Two empirical studies undertaken for the World Bank’s March 2023 report, Digital Africa: Technological Transformation for Jobs, add to the rapidly growing evidence base that technology provides a pathway to inclusive growth. These studies analyzed geospatial information on the rollout of mobile internet towers over time, combined with household data surveys over a six- to seven-year period. They show that internet availability clearly has a positive impact on jobs and welfare.
As part of the West Africa Power Pool Program, the project for the construction of the Ghana-Burkina Faso Interconnector reduced the cost of electricity supply to Burkina Faso, and increased Ghana’s electricity export capacity. The project helped achieve the following results: i) average weighted annual cost of electricity supply in Burkina Faso was reduced from $0.26 per kWh to $0.20 per kWh; ii) annual duration of outages in Burkina Faso due to generation capacity deficit/load shedding was reduced from 130.00 to 8.00 iii) Ghana’s ability to export electricity increased by 200 MW. The project was supported by IDA grants totaling $41.9 million, including $16 million to Burkina Faso and a credit of $25.9 million to Ghana.
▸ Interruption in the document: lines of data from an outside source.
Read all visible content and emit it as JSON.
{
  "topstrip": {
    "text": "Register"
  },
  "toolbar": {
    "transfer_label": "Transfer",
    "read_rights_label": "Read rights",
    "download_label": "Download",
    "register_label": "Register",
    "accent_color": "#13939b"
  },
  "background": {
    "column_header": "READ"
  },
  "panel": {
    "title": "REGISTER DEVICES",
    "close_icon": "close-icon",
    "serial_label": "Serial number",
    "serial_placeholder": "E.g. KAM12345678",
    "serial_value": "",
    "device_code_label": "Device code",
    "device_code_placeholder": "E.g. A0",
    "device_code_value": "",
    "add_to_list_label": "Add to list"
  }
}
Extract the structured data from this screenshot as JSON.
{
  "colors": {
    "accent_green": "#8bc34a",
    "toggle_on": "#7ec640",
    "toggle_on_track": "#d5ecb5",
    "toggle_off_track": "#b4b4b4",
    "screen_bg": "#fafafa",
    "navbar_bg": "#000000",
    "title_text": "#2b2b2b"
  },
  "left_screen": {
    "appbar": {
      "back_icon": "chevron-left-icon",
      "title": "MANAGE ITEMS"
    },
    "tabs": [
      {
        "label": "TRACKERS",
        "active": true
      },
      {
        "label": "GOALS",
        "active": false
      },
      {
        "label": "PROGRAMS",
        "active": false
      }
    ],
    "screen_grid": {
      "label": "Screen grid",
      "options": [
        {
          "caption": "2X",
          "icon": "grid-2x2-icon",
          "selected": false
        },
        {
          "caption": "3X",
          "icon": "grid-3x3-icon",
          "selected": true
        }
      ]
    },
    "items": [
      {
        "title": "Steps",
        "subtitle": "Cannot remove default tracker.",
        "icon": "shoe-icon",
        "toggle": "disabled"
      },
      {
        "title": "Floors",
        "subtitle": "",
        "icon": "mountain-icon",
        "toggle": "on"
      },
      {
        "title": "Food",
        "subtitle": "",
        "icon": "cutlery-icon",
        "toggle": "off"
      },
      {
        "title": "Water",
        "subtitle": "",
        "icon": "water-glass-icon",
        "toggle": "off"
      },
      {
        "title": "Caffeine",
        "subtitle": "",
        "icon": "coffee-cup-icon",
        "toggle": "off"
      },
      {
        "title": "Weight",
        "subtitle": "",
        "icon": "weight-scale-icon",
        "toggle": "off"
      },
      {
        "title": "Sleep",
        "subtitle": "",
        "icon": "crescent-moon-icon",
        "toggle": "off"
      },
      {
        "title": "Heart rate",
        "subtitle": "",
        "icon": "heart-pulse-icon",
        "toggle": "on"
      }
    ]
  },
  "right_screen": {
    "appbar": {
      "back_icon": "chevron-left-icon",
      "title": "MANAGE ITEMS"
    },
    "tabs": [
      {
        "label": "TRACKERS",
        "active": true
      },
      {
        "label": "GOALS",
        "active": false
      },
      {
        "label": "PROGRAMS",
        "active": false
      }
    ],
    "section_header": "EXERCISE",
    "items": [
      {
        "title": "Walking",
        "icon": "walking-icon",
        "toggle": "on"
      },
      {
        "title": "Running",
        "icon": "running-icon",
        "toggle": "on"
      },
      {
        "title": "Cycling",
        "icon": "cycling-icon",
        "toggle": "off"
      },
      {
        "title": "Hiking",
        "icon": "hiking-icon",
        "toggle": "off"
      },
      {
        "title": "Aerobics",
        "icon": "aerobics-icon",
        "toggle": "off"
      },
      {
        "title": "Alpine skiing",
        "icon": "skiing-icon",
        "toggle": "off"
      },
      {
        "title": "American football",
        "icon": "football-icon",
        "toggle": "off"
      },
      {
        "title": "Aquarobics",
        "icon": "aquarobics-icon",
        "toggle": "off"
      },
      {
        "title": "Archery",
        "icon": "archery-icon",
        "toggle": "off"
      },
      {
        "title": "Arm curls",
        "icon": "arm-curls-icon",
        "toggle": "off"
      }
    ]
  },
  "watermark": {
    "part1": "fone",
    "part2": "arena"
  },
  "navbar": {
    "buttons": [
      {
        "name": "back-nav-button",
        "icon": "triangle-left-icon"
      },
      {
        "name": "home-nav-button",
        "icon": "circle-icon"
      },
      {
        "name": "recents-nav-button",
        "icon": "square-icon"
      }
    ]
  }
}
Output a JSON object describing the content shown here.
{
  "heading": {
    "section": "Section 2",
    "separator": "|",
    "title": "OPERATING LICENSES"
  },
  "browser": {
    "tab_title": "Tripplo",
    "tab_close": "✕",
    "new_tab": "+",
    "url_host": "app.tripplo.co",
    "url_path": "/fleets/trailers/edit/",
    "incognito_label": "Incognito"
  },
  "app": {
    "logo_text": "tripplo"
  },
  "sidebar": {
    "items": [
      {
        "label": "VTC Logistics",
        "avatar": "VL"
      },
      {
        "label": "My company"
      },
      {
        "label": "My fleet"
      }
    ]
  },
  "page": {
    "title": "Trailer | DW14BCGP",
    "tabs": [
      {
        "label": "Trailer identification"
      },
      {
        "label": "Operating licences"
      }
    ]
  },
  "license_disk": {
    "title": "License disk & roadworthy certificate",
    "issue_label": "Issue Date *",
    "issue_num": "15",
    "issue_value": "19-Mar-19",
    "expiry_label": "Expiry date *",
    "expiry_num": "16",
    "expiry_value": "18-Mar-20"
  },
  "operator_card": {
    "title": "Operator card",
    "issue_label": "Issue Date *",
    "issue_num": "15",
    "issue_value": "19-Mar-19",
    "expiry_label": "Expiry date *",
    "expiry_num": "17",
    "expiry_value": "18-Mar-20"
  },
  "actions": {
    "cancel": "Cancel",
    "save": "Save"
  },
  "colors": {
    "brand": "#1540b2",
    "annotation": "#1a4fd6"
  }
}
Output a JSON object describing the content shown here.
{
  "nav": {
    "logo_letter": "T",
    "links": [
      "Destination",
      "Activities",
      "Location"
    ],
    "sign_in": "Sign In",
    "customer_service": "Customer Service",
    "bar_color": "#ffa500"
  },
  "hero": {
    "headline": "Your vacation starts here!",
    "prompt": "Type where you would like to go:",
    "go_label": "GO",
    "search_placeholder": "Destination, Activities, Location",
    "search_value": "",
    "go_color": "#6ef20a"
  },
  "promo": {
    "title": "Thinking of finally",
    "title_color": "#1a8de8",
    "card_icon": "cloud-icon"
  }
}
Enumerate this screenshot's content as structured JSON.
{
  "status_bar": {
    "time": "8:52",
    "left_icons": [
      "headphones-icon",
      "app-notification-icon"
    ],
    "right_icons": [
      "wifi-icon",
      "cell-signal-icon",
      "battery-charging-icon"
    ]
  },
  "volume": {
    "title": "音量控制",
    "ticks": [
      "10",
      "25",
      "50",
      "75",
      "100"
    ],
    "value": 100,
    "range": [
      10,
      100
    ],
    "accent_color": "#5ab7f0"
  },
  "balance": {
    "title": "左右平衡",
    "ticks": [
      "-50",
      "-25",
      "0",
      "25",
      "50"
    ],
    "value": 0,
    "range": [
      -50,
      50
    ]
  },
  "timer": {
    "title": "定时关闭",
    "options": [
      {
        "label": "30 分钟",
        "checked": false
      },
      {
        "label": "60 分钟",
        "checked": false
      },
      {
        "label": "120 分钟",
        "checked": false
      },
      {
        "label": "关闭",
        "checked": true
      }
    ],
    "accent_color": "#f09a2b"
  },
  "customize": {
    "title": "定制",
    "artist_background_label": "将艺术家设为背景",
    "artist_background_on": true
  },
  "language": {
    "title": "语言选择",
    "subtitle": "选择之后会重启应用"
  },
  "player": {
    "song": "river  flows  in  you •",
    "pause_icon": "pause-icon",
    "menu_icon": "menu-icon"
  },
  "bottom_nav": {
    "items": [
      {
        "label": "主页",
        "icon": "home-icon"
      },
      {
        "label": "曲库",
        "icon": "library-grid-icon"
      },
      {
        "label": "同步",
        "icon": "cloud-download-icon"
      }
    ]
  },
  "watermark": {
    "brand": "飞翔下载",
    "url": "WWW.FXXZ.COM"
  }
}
In Rwanda, the Energy Access and Quality Improvement Project (EAQIP) is enhancing the availability and efficiency of low-cost renewable energy and expanding grid connections for residential, commercial, industrial, and public sector consumers. The project includes the World Bank’s largest clean cooking operation in Africa, and the first project co-financed by the recently launched Clean Cooking Fund (CCF), hosted by the World Bank’s Energy Sector Management Assistance Program (ESMAP).
Also in Rwanda, the Digital Acceleration Project is taking a comprehensive approach to tackling gender gaps. It is promoting, for example, access to the Internet and mobile devices through a financing scheme that incorporates incentives for operators and collaborates with women’s groups to improve women’s access to smartphones. It is also tackling low participation of women in the ICT sector by designing women-centered digital skills trainings that ensure gender parity among trainers and considers issues such as suitable times, convenient locations, flexibly and childcare.
In Togo, IDA provided $72 million to finance social protection delivery systems and equipment for the Novissi platform, which uses machine learning, geospatial analytics, and mobile phone metadata for the pandemic response. the Novissi platform delivers contactless, emergency cash transfers based on machine learning techniques and mobile money. The poorest villages and neighborhoods are selected through high-resolution satellite imagery and nationally representative household consumption data. Within those areas, the poorest people are then prioritized through machine learning algorithms using mobile phone metadata and phone surveys. Novissi predicted consumption patterns for 5.7 million individuals, or 70% of population. In 2020-2021, 57,000 new beneficiaries were prioritized for contactless, social protection payments using predictive algorithms. This is part of a $400 million IDA program across six countries in West Africa.
Last Updated: Apr 07, 2023